Call for papers: Session 12th International Conference on Urban History ‘Cities in Europe, cities in the world’, Lisbon (3-6 September 2014)

Posted on 2013/11/21


Session 12th International Conference on Urban History ‘Cities in Europe,
cities in the world’, Lisbon (3-6 September 2014)

Call for papers: Specialist session: “Passports as entry tickets? Urban
migrants and their identity documents in the long nineteenth century”

Hilde Greefs (University of Antwerp) and Anne Winter (Vrije Universiteit

The French Revolutionary period is often ascribed a pivotal role in the
growing ambition and power of the central state to control, monitor and
restrict geographical mobility. Identification and registration of both
citizens and non-nationals became a core activity of the emerging nation
state in the long nineteenth century, fostering a proliferation in
population registers and identification documents. Yet to identify, track
and register the movements of people and to organize the handling of
identification documents, nation states had to rely on the co-operation of
local – especially urban – authorities. These urban authorities in turn
had a long tradition in efforts to regulate and control migration in and
out of the community, from relying on marks of social status or personal
recommendations to employing travel or identity documents, in order to
restrict both the emigration of ‘useful’ citizens and the immigration of
‘undesirable’ newcomers.

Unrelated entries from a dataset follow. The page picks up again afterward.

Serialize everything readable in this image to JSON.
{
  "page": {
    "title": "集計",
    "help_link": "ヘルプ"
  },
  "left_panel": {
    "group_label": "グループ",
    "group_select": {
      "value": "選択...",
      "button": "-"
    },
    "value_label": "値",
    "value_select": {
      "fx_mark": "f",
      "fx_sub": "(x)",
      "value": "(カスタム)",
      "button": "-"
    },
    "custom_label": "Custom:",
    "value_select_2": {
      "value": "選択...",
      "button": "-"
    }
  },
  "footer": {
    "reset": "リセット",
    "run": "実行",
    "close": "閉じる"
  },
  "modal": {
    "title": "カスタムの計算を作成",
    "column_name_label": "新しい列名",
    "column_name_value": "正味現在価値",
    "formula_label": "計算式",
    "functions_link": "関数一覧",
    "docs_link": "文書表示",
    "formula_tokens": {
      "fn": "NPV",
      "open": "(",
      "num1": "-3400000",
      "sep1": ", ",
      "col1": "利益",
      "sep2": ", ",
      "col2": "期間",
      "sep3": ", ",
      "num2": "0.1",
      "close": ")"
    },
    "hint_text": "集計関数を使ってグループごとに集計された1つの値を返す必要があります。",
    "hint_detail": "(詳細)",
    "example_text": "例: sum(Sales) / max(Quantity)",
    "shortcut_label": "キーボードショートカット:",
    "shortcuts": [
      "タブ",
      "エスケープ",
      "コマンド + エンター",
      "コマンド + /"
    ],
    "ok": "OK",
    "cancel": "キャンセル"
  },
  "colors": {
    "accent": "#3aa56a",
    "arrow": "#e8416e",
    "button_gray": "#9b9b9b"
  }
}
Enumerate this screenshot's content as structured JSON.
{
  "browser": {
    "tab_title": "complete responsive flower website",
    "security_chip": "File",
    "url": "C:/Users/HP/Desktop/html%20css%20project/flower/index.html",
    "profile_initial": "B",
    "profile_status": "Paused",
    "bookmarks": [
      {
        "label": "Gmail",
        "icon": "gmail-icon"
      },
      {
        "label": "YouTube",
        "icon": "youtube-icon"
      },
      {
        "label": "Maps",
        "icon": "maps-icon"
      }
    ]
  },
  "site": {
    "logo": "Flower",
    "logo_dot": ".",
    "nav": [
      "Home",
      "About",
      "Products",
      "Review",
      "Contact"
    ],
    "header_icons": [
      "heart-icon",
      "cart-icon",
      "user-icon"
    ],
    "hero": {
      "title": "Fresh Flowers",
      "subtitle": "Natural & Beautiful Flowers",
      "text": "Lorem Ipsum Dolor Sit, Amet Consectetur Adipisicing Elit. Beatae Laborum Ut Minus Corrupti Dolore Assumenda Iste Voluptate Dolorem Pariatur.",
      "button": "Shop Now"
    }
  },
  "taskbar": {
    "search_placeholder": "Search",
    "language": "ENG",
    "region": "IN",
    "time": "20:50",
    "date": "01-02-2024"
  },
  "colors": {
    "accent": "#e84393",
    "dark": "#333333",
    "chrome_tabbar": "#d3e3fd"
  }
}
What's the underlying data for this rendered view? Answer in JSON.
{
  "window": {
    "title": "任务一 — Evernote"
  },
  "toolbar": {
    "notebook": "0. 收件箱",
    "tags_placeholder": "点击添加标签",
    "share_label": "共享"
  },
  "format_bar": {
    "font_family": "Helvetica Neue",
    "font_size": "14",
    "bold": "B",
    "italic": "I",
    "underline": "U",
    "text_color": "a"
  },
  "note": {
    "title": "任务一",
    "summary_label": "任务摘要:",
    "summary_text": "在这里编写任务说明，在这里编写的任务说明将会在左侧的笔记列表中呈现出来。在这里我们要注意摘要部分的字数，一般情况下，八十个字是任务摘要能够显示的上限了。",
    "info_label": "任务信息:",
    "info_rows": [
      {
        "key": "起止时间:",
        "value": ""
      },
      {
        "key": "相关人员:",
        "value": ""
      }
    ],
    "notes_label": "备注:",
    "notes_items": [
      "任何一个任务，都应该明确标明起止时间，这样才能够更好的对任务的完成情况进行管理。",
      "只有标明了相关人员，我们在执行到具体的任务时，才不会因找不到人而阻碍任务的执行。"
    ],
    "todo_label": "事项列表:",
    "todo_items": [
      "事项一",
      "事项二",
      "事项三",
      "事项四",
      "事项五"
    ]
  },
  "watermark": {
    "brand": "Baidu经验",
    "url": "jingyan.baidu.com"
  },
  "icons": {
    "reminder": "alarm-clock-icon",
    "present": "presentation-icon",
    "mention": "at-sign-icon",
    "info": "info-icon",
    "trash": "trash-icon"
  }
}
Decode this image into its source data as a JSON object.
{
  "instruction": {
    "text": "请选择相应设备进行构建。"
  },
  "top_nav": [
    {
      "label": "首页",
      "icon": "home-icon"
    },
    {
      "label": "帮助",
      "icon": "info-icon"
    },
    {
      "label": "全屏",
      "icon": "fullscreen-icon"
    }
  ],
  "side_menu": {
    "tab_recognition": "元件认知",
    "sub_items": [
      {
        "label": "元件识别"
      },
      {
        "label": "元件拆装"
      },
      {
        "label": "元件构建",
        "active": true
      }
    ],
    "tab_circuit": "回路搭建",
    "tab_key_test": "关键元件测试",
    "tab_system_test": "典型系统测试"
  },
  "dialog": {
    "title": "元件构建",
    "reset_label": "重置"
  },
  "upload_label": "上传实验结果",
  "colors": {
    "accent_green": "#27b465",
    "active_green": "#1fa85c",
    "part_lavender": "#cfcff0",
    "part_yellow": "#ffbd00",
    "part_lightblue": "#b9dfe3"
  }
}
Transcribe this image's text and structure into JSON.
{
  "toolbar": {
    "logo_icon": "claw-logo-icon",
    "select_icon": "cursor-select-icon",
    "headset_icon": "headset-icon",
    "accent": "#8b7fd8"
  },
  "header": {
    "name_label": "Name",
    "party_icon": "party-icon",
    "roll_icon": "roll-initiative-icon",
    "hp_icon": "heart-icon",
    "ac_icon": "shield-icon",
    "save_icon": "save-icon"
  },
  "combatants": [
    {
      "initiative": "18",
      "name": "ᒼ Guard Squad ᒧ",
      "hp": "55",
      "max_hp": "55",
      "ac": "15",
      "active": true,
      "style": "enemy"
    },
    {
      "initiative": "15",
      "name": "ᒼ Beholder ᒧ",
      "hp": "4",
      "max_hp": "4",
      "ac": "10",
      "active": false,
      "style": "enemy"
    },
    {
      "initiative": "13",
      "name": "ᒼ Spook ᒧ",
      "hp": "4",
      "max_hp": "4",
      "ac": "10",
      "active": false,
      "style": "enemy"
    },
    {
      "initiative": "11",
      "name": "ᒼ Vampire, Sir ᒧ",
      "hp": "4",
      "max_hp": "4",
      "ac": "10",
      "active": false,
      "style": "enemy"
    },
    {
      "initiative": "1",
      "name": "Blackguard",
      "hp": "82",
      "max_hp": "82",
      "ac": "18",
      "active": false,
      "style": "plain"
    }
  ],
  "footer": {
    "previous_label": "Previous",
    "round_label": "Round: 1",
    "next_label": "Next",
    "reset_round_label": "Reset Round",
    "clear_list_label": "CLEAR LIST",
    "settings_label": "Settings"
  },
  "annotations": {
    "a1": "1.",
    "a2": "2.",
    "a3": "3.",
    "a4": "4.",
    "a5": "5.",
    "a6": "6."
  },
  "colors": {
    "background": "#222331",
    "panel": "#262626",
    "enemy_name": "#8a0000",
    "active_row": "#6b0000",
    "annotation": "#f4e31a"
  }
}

The role of local know-how, experience and discretion is often neglected
in existing research on nineteenth-century migration policies, as are the
uses of identification papers by the migrants themselves. This session
aims to explore how the increased use of state-backed identity documents
in the long nineteenth century altered the relations between cities and
their newcomers, focussing on the uses of these documents by migrants
themselves. Contributors to this session are invited to reflect on these
issues by dealing with one or more of the following questions:

1) Which kinds of identity documents (domestic and international
passports, birth and marriage certificates, residence and work permits,
relief certificates, etcetera) did migrants carry with them when moving to
cities? Why and how did they use these specific documents? Which
differences existed according to age, gender, social position, time and

2) How protective or repressive was the effect and use of these
identification documents for the migrants involved? Identity documents
could sometimes function as a tool for emancipation and protection,
providing migrants with an identity outside their social community,
protecting them against harassment or proving their entitlement to
support, yet they could also be used to limit the holders’ freedom of
movement and as a measure of repression and control, as in the case of
livrets d’ouvrier.

3) Did requirements and policies with regard to newcomers’ identification
documents differ between urban communities, and why? For example, were
local attitudes also shaped by the proximity of borders, the intensity of
migration streams, or social or political unrest?

Paper proposals: Practical information

If you are interested in presenting a paper in this session, please let us
know by mail (<> and
<> and visit the
EUAH2014-conference website

To submit a paper proposal, registration on the conference website is
required. A paper proposal for presentation at the conference should be
submitted in the form of an abstract only (not to exceed 300 words).
Deadline for paper proposals submission is November, 2013. Notification of
paper acceptance will be given on December 15, 2013.